Your objective: Write every line below out again exactly, images omitted.
##### Data under study #####
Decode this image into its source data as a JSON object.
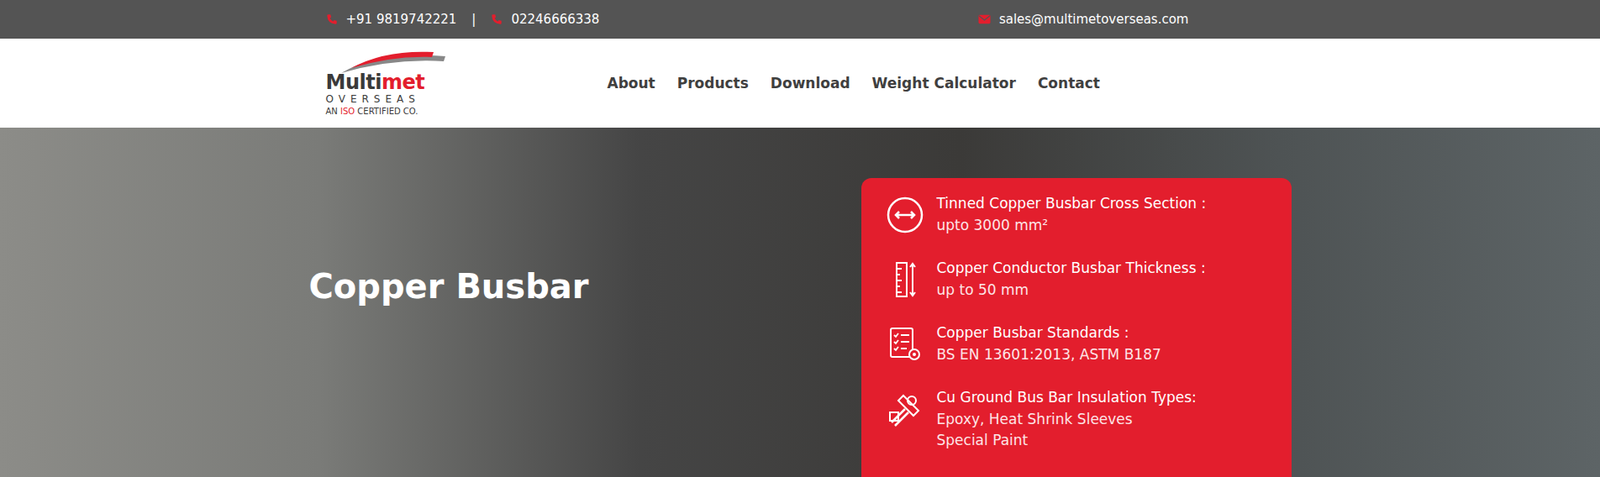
{
  "top_bar": {
    "phones": [
      "+91 9819742221",
      "02246666338"
    ],
    "separator": "|",
    "email": "sales@multimetoverseas.com"
  },
  "logo": {
    "name_part1": "Multi",
    "name_part2": "met",
    "sub": "OVERSEAS",
    "tagline_pre": "AN ",
    "tagline_iso": "ISO",
    "tagline_post": " CERTIFIED CO."
  },
  "nav": [
    "About",
    "Products",
    "Download",
    "Weight Calculator",
    "Contact"
  ],
  "hero": {
    "title": "Copper Busbar"
  },
  "specs": [
    {
      "kind": "cross-section",
      "label": "Tinned Copper Busbar Cross Section :",
      "values": [
        "upto 3000 mm²"
      ]
    },
    {
      "kind": "thickness",
      "label": "Copper Conductor Busbar Thickness :",
      "values": [
        "up to 50 mm"
      ]
    },
    {
      "kind": "standards",
      "label": "Copper Busbar Standards :",
      "values": [
        "BS EN 13601:2013, ASTM B187"
      ]
    },
    {
      "kind": "insulation",
      "label": "Cu Ground Bus Bar Insulation Types:",
      "values": [
        "Epoxy, Heat Shrink Sleeves",
        "Special Paint"
      ]
    }
  ]
}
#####
Task solution:
Decode this image into its source data as a JSON object.
{
  "top_bar": {
    "phones": [
      "+91 9819742221",
      "02246666338"
    ],
    "separator": "|",
    "email": "sales@multimetoverseas.com"
  },
  "logo": {
    "name_part1": "Multi",
    "name_part2": "met",
    "sub": "OVERSEAS",
    "tagline_pre": "AN ",
    "tagline_iso": "ISO",
    "tagline_post": " CERTIFIED CO."
  },
  "nav": [
    "About",
    "Products",
    "Download",
    "Weight Calculator",
    "Contact"
  ],
  "hero": {
    "title": "Copper Busbar"
  },
  "specs": [
    {
      "kind": "cross-section",
      "label": "Tinned Copper Busbar Cross Section :",
      "values": [
        "upto 3000 mm²"
      ]
    },
    {
      "kind": "thickness",
      "label": "Copper Conductor Busbar Thickness :",
      "values": [
        "up to 50 mm"
      ]
    },
    {
      "kind": "standards",
      "label": "Copper Busbar Standards :",
      "values": [
        "BS EN 13601:2013, ASTM B187"
      ]
    },
    {
      "kind": "insulation",
      "label": "Cu Ground Bus Bar Insulation Types:",
      "values": [
        "Epoxy, Heat Shrink Sleeves",
        "Special Paint"
      ]
    }
  ]
}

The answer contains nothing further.